Traditionally, the automotive sector has served as a measure of the progress of the society as they have evolved in parallel. Concurring with this, in the last 25 years, there has been a real revolution thanks to the integration of new technologies not only in the production processes, but also in the very cars.
And with this, new players such as software developers or technology companies have entered the market, helping the most innovative car producers in the development and design of new products and new features. It is the example of companies like Google or IBM that are making their way into the automotive market.
One of the results of the integration of new technologies in the sector is the so-called “connected car“, a “vehicle capable of optimizing its own operation and maintenance, as well as the comfort of passengers through on-board sensors and connectivity to Internet” according to McKinsey.
The idea of the connected car comes from the Vehicle-to-Everything (V2X) connectivity that involves connecting vehicles to the world as if they were a wheeled smartphone. These connections are in any case bidirectional and reciprocal.
The Vehicle-to-Everything communication aims to collect data in order to improve the supply and the service life of the vehicles and their complementary services, as well as mobility in cities, achieving a better, safer and more civilized driving environment. What, in short, allows to create a unique driving experience, fully integrated and highly personalized for each driver.
Nowadays, there are different typologies of car connectivity that are being worked on such as:
- Vehicle-to-Infrastructure (V2I). It connects vehicles directly to the road system and thus makes it possible to collect data on traffic, or even on how weather conditions affect road conditions.

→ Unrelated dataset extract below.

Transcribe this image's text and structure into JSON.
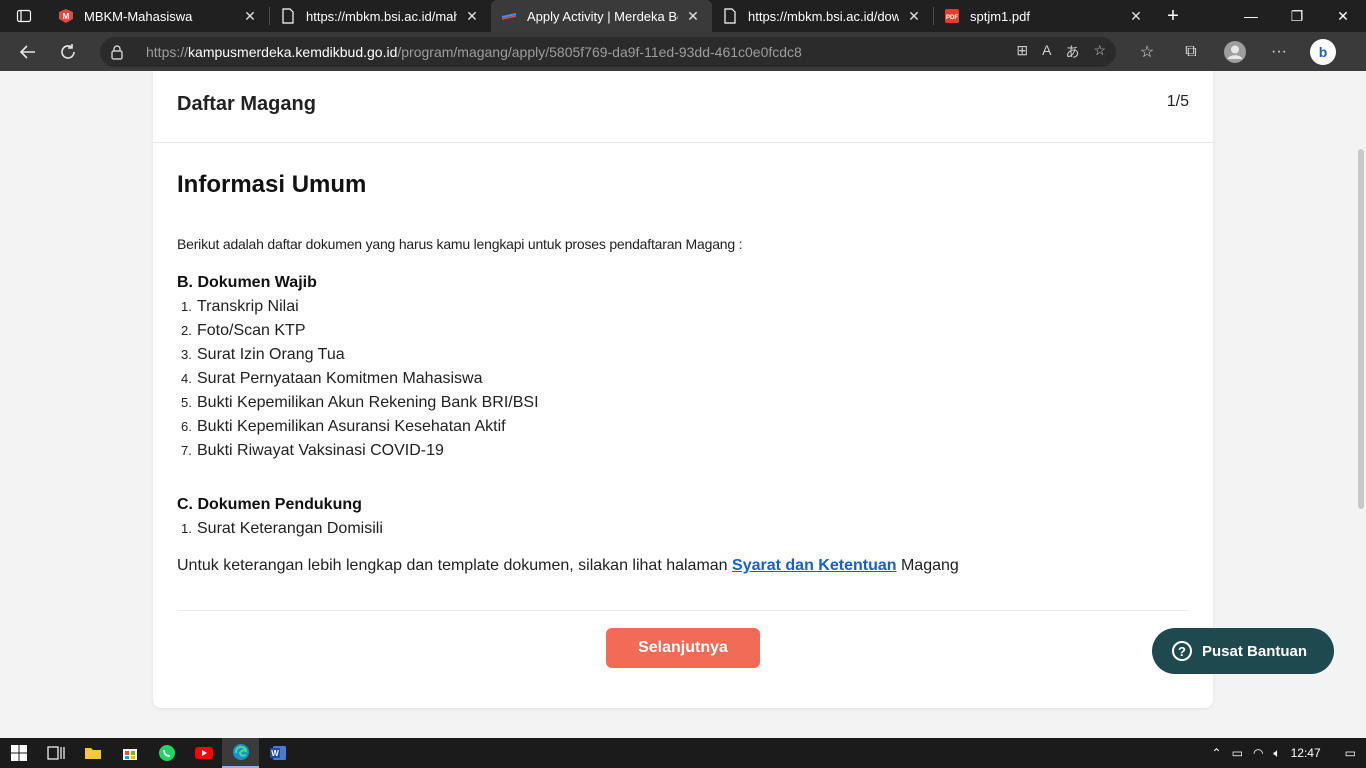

This has a direct impact on the creation of safer driving environments in which, for example, traffic lights can be self-regulated according to traffic, or light signals on a road can be automatically adapted according to the information they receive from vehicles on the road.
- Vehicle-to-Vehicle (V2V). It connects vehicles with each other. This allows the driver, for example, to know the speed of the vehicle in front of him in order to adapt his own speed, or even the vehicle itself to adapt its speed according to the signal it receives from the front car.
- Vehicle-to-Pedestrian (V2P). It connects vehicles with pedestrians, cyclists, and other road users. It is currently one of the most researched trends in terms of safety, as it helps to the reduction of the number of accidents between the different road agents and, in short, improves their coexistence. For example, there are already vehicles that have a sensor that alerts you about the proximity of a pedestrian depending on the location.
- Vehicle-to-Device (V2D). It connects vehicles with devices. One of the most expanded examples of V2D today is the existence of mobile applications that allow you to open the car without using the keys. This is possible thanks to a wireless signal and the car/app location.
- Vehicle-to-Grid (V2G). It connects vehicles with the electrical network. This current emerges together with the electric and plug-in hybrids cars. The underlying idea is that the cars are the ones that produce and store the energy autonomously, and can even sell it to the electricity grid. Maybe tomorrow, we drivers will produce our own energy.
Thanks to the application of this type of connectivities, the autonomous car is now a reality. This is a specific connected car where Artificial Intelligence is applied to guarantee its autonomy and thus to be able to learn by itself and to self-manage. This typology of car arises from the union of a vehicle, a 5G connection and the Internet of Things, therefore to the V2X (Vehicle-to-Everything) connectivity.
Thanks to all of this, we can already talk about the era of the Internet of Vehicles (IoV), which is revolutionizing the automotive sector, both from a market perspective, and from the perspective of users. And who knows if sooner or later, we will start using Brain-to-Vehicle technology and we can drive our cars simply through mental commands.
And although it is true that cars still do not fly as Zemeckis and Spielberg seemed to predict, the driving experience is increasingly aimed at making vehicles more and more autonomous and along with that transforming cities.